Table of Contents

Field Data Type: Entity (List of Entity-Items)

This explains Entity Fields.

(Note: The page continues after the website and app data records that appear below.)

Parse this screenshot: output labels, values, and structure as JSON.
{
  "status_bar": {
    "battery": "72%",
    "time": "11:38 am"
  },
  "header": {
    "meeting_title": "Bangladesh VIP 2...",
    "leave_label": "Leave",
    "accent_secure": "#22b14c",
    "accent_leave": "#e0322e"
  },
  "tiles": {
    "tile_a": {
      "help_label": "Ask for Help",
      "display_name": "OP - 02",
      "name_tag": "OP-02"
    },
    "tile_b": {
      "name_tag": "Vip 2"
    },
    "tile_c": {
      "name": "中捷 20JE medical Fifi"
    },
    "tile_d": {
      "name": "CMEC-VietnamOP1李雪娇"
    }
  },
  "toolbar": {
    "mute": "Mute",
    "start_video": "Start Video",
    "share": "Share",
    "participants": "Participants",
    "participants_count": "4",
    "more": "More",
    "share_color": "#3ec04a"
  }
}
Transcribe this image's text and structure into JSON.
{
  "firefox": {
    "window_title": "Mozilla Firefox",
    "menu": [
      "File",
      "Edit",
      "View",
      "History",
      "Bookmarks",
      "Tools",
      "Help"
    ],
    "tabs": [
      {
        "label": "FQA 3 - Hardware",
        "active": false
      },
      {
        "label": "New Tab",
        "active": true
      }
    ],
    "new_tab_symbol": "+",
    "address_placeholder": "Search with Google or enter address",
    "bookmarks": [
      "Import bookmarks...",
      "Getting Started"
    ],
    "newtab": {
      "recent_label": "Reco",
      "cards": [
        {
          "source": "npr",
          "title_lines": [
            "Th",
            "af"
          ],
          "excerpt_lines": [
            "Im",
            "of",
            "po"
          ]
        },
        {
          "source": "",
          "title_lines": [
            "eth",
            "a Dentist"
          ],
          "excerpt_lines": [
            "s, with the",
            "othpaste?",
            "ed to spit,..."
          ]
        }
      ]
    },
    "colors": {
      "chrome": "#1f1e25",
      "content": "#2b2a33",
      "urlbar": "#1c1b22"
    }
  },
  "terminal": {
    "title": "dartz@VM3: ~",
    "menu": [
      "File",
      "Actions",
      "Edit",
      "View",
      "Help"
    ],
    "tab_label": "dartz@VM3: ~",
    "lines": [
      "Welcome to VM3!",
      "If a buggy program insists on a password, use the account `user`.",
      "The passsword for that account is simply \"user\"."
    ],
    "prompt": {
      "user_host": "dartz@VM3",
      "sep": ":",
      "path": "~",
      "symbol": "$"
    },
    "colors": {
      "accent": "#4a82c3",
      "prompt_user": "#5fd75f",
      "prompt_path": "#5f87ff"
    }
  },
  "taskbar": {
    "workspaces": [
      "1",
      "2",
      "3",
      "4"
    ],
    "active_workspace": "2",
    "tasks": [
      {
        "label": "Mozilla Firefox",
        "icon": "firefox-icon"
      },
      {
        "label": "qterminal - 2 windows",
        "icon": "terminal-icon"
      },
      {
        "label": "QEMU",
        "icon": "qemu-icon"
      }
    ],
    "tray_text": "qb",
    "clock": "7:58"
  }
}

For an overview check out Understanding Data....

Entity or Item data is a basic data type and is used to mark item-relationships, like books-to-authors or blog-to-tags.


The basic entity field simply allows you to select items of a specific type, with various add/remove/create/delete features.

Sub-Types of Entity Fields

  1. entity-default - standard selector with type, add/remove, one/multi, delete, etc.
  2. entity-query for picking entities which were pre-processed in a query

Shared Settings

All Entity-Field Types have the following settings:

  • Basic
    • Entity Type
  • Advanced UI Settings
    • Multiple Items
    • Enable Edit
    • Enable Create New
    • Enable Add Existing
    • Enable Remove
    • Enable Delete

Specials of the Entity type:

The entity-type has these specials it's good to know about

  1. It's always a list
  2. It preserves the relationship order

Special #1: It's always a List

Since it could contain 1 or many items (and the configuration can change whenever you want), reading it always means reading a list. So you'll always use something like this (C#):

// full name of author
var fn = Book.Author[0].FullName; 

// in case you're not sure if the author was added or null, you can do
var fn2 = (Book.Author.Any() ? Book.Author[0].FirstOrDefault : "");

// This will also work in newer versions of C#
// making fullName either the name, or a null
var fn3 = Book.Author.FirstOrDefault()?.FullName;

// the following won't work!
var wontWork = Book.Author.FullName; // this won't work

Or the same in JavaScript:

var fn = Book.Author[0].FullName;

// in case you're not sure if it has any
// this uses the JS-syntax which returns the last-value of an && condition  
var fn = Book.Author && Book.Author[0].FullName;

Special #2: It preserves Order

If the user said a book has 2 authors:

  1. Daniel
  2. Abraham

Then it's sometimes useful to preserve the order - in this case Daniel was probably the main author and Abraham helped out a bit. To allow for this, the Entity field will keep the order of items as they were added.

Side-effect: Sometimes you want to have an A-Z order when showing items. As the order is not auto-sorted, you will have to do this yourself if you want to have them sorted. Use LINQ to do that.

Technical Information

Storage in the SQL Database in the EAV-Model

This is stored in a special relationships-table, so internally the current DB IDs are used to track relationships.

Storage in the SQL Database in the JSON-Model

This is stored as an array of strings, which contain the GUIDs of the related information.

Null Values not Possible

These fields will never return a null. If there is no content, you'll just get an empty list.

Read also


  1. Introduced in EAV 1.0 / 2sxc 1.0
  2. Changed in EAV 3.0 / 2sxc 6.0 (it used to have many configuration fields for all kinds of uses, which were then moved to sub-types)
  3. Enhanched in EAV 4 / 2sxc 7 when item-delete was introduced, to allow for "private" items